When solving problems, it’s not always possible to go with what feels familiar. Although keeping inline with what we know is sometimes more accessible, this hinders the possibility of innovation. Sometimes finding a new solution to a problem can be as easy as asking questions and trying a new way of doing things, but sometimes solving a problem could mean changing your whole perspective.
An immediate improvement to the current warehouse real estate shortage could include making better use of existing space resulting in more efficient utilization. Most warehouses cover millions of square feet of surface area, but much of this vertical space is not being functionally utilized.This underutilization makes what is available scarce, driving up costs.Businesses with warehouse leases that are up for renewal are seeing exponential cost increases, including one Toronto company facing an increase from a previous $5 per square foot to a current cost of $15 per square foot. With these increases in lease costs, organizations must find a way to do more with less.
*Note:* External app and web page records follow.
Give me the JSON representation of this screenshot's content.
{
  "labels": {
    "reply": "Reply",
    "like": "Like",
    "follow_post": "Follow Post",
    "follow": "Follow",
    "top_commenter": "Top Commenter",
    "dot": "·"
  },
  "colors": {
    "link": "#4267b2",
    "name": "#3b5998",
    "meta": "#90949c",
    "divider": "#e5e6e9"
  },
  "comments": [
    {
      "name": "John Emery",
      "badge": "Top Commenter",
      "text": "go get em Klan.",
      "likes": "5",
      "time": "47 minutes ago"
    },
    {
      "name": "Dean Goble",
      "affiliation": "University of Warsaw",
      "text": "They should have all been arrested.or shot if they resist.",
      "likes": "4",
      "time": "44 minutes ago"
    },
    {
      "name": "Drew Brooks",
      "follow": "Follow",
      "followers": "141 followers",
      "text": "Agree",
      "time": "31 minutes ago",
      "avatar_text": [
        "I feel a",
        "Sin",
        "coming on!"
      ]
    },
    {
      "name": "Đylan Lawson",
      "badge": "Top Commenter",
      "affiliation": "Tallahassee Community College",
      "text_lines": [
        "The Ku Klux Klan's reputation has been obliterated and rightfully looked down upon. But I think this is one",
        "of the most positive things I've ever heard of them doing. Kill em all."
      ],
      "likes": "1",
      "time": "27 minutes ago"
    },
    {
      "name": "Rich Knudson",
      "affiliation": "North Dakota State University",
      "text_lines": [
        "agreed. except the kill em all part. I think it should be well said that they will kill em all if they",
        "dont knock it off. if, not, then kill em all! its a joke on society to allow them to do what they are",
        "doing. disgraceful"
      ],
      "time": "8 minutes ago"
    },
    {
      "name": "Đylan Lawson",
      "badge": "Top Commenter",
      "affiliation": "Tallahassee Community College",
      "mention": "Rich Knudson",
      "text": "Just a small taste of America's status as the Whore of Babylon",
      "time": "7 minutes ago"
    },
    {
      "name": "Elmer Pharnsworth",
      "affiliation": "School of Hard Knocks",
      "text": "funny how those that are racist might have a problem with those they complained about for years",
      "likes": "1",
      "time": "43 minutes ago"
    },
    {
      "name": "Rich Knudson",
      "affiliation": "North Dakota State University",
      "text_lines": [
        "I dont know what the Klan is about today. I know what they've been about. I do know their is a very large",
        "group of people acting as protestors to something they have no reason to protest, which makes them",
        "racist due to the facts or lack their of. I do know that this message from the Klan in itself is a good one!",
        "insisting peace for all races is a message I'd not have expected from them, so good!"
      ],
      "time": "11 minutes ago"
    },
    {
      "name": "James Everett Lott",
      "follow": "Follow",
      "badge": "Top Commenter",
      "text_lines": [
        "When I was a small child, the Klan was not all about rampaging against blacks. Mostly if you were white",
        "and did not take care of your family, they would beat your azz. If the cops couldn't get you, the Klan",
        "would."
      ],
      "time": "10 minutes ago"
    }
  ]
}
Traditional warehouses do not currently allow for reutilization of space in their legacy layouts. For example, aisles are spaced widely to accommodate forklifts and cherry pickers while items can only be stacked to a certain level, making a finite height of accessibility. And this is just high-level issues of traditional warehouse limitations.
Looking up (and thinking smaller) is what’s will drive the needle to alleviate the current real estate shortage.
The face of modern retail has changed drastically over the past few years. Gone are the days of exclusive pallet and case pick inventory. With the pandemic came an uptick in demand for each-pick online orders and the desire for same- or next-day delivery. Unfortunately, many retailers were not ready. Faced with challenges ranging from labor retention to real estate, a change in perspective was needed.
Attabotics founder and CEO,Scott Gravelle, quickly saw the need for a shift of perspective in the traditional warehouse layouts. Inspired while watching a documentary on leaf-cutter ants (genus “Atta”), Scott saw potential in how these ants build their colonies vertically underground. This simple change in perspective from2D to 3D gave Scott the idea of building warehouses similar to how leaf-cutter ants build their colonies.
What if instead of horizontal rows and aisles, they were vertical? What if instead of designing for what humans can and historically have done, we built a new storage system from the ground up? What if we could reduce warehouse footprints simply by moving both horizontally and vertically in space to access inventory, with no need for wide aisles intended to accommodate human-focused picking?
This change in perspective allowed Scott and the Atta team to bring an entirely new disruptive warehouse approach to the industry at a time when a change was not just imminent but essential.
In the moment, it can be easier to go with a legacy system to hold a problem at bay, but down the line, new ways of thinking will solve the problem and allow your supply chain evolution to happen rapidly. Business conditions, especially in eCommerce, retail, and eGrocery, are changing rapidly, and today’s systems can’t keep up. Business leaders need to shift perspective to look for new answers.
Take a moment to think about how many problems could be solved with a change in perspective. While this is easier said than done, a shift in perspective is sometimes all that’s needed to solve the problem at hand.